That sounds good, except that it would also make illegal the health care plansof those 79% of Americans satisfied with their current coverage.

Furthermore, where a majority of Americans are satisfied with the cost of their current health care plan, a greater majority would be financially worse off under Medicare for All.

Ostensibly, Medicare for All is meant to free Americans from the burden of medical costs. But according to a Heritage Foundation study, paying for the extremely generous benefits package of Medicare for All would place a tremendous tax burden on American households, resulting in $10,554 less disposable income on average.

That occurs in large part because Medicare for All would eliminate popular employer-based insurance plans and expose a greater portion of wages and salaries to new taxes to pay for the program.

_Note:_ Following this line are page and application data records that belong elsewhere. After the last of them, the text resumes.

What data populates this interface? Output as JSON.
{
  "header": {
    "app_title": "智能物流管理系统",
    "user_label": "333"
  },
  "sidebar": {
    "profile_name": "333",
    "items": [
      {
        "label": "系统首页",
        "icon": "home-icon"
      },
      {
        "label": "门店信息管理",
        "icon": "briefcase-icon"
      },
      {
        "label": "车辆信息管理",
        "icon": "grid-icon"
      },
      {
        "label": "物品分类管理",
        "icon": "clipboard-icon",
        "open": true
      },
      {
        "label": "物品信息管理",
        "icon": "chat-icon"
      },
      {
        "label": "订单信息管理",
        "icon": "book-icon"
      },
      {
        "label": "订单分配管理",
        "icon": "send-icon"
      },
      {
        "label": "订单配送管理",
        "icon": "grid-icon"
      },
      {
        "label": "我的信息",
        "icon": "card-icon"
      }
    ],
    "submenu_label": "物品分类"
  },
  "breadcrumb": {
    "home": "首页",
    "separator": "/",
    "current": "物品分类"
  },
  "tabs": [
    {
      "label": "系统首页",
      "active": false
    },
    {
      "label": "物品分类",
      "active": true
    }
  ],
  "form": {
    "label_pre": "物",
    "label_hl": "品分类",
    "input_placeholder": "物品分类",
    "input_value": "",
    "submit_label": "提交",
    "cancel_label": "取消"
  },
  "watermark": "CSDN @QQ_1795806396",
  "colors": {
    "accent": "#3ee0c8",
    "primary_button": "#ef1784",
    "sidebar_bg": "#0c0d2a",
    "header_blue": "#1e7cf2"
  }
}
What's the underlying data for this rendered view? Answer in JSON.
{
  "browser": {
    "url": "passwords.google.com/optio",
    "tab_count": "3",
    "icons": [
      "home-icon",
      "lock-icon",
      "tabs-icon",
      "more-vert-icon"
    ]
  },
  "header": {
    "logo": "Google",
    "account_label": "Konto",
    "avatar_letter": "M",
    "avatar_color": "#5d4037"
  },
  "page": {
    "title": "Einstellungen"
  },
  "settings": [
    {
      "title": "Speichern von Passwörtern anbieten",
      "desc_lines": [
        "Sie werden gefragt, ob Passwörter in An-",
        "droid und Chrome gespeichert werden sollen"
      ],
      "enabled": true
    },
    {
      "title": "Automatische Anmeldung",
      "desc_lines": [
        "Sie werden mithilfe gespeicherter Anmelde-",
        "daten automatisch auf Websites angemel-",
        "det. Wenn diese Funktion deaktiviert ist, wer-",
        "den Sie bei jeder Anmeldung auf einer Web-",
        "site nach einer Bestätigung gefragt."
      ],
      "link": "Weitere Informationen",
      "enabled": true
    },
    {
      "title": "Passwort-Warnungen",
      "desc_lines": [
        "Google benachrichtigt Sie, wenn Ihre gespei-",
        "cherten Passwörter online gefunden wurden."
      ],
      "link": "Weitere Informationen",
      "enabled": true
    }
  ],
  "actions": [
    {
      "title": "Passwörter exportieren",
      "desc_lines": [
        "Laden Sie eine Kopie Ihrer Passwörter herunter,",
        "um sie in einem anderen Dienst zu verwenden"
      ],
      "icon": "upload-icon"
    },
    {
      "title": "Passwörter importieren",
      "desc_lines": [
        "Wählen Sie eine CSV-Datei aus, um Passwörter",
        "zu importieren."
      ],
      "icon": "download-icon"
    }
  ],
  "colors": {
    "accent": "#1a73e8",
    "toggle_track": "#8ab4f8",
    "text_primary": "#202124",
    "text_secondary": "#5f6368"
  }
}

The end result of that is that 73.5%—nearly three-quarters—of Americans actually would be financially worse off, not better, under the program than under the current system.

In contrast to Medicare for All, a more “moderate” plan is one proposed by former South Bend, Indiana, Mayor Pete Buttigieg, called “Medicare for All Who Want It.” The plan is what is known as the “public option,” which makes government-sponsored plans available to the general public, whereas the current Medicare and Medicaid programs have eligibility requirements.

According to Buttigieg, who since has dropped out of the race for the Democratic presidential nomination, his plan theoretically would provide market competition to private insurers to drive down prices and increase quality.

The obvious problem boils down to a basic economic principle: It is impossible to compete fairly against the one who writes the rules.

It’s not a mere abstraction, but an observed fact, that private insurers have to pay more to subsidize losses that hospitals take on treating Medicare or Medicaid patients. An editorial in the Journal of the American Medical Association noted that on average, a private insurer pays 144.8% of costs, compared with the 88.1% of costs that Medicare would pay.

How can private insurance companies compete against the government if they are regularly forced to subsidize their competitor?

As it turns out, this is a feature, not a bug, of Buttigieg’s plan. Per his website, “this public plan will create a natural glide-path to Medicare for All.

There’s much need for reform in American health care to empower patient decision-making and to increase flexibility in insurance plans, but with Democrats, whether radical or “moderate,” if you like your plan, you cannot keep it.